Asked after the rehearsal if interpretive disagreements are always resolved so amiably, the consensus was that this was typical, and subsequent interviews with individual members and one former member, violinist Charles Treger, uncovered no evidence to the contrary.

As de Peyer said that day at the Kennedy Center, "The one thing that keeps it civilized is humor."

Wadsworth said he doesn't have to monitor disputes, that his role is merely to give suggestions, except of course when he is performing.

Each member works in a different way to influence colleagues. "Some are more stubborn than others." Wadsworth noted. Some play particularly pivotal roles in solving problems. Pointing to Tuckwell, Wadsworth said, "barry simply carries such great authority that he will quietly intercede to resolve a difference."

The Chamber Music Society is the brainchild of William Schuman, th eminent composer and also the administrative chief of Lincoln Center in the 1960s. As work proceeded on the center's chamber music facility, Alice Tully Hall, named after the philanthropist who paid for it and is also chairman of the society's board, Schuman started to develop ideas for a permanent resident of the hall.

Establishing chamber music ensembles was not new for Schuman, who founded the Juilliard Quartet while he was president of the Juilliard School.

Schuman felt the new organization should be ambitious enough to put chamber music on an equal footing with opera, symphonic music, theater and ballet at the center. Also, it should be large and diverse enough to play splendid music previously neglected because it was written for unusual instrumental combinations.

De Peyer recalls being recruited "just out of the blue." He was already well known in the United States through recordings, but economics required that he hold on to his first clarinet chair with the London Symphony Orchestra until he joined the society. (Wadsworth declines to say what members are paid per concert but adds, "We pay very well.")

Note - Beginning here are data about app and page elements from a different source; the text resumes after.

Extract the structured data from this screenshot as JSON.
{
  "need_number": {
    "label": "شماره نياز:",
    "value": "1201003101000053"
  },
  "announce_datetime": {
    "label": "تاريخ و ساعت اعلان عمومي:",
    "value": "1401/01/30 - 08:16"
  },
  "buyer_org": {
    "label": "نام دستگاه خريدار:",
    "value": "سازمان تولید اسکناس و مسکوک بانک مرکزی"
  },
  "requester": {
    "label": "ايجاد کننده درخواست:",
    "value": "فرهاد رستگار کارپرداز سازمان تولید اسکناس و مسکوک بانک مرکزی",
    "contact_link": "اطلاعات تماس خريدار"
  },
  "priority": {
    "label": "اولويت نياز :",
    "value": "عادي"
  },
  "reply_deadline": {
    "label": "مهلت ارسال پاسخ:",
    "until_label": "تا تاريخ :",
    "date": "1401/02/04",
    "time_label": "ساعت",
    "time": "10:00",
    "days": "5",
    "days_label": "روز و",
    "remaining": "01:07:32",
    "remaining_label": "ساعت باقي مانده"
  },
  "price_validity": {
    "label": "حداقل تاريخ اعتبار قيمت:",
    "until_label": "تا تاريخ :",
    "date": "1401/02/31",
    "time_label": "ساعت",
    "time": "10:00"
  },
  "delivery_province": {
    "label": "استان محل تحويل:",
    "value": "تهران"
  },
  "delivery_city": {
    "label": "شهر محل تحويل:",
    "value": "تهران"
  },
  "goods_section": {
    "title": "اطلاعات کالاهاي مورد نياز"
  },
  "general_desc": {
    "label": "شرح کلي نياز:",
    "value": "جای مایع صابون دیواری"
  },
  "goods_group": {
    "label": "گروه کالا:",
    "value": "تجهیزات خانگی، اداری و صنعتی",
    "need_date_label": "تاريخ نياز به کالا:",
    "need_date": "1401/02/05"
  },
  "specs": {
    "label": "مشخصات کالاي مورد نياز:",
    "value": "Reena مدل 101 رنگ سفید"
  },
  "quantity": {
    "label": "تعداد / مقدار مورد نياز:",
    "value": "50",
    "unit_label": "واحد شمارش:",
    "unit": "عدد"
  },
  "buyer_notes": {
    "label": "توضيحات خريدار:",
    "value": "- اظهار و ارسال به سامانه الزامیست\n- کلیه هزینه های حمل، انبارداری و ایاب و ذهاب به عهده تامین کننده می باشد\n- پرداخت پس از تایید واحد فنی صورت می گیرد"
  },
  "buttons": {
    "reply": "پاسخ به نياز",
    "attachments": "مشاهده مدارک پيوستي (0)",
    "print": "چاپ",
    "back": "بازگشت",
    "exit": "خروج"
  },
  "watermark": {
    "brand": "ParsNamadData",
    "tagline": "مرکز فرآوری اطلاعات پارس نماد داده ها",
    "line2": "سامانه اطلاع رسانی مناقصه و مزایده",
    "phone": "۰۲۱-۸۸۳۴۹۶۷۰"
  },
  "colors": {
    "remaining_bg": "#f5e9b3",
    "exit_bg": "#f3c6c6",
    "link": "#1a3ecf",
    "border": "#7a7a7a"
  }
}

The society made its debut in 1969 and started its series here two years later, when the Kennedy Center opened. Wadsworth is in charge of artistic policies. The curse of his job is getting the right combination of instrumentalists together at the right time Tuckwell and de Peyer have busy international careers. "I've already had to arrange with Barry for six pairs in 1979, because his schedule runs so far in advance," says Wadsworth. Flutist Paria Robison could not play this fall because she had just had a baby.

Norman Singer is in charge of the society's business. Of course, like all large performing arts groups, the society runs at a deficit, but his job is eased by the fact that the box office provides an unusally high 60 per cent of yearly income. The rest is made up from a variety of sources. In addition there is a growing endowment, now at about $1.5 million, to insure the society's future.

There are horror stories about how conductors and orchestral players become bitter enemies over interpretive details. And members of string quartets are forever quitting because of personal animosities. There are the stories of how the members of the Budapest Quartet used to travel separately, eat separately and stay in different hotels.

How then can the society's solo virtuosos, all with strong ideas of their own, make music together in such apparent tranquility without a conductor?

One reason, says former member Treger, is the flexibility of the arrangement. "Unlike string quartets they don't have to stay together 365 days a year."

Oboist Arner points to yet another reason: "The authoritarian element is missing, so each person feels he is functioning as a soloist." Even when both violinists, James Buswell and Jamine Laredo, are playing they alternate between first and second violin. Things are never put to a vote, because there is a consensus that compromise is better.

Tuckwell sums up the society's spirit this way: "A performer must never forget that if three people have three different and strong opinions, it may nonetheless very well be true that a fourth answer is even better."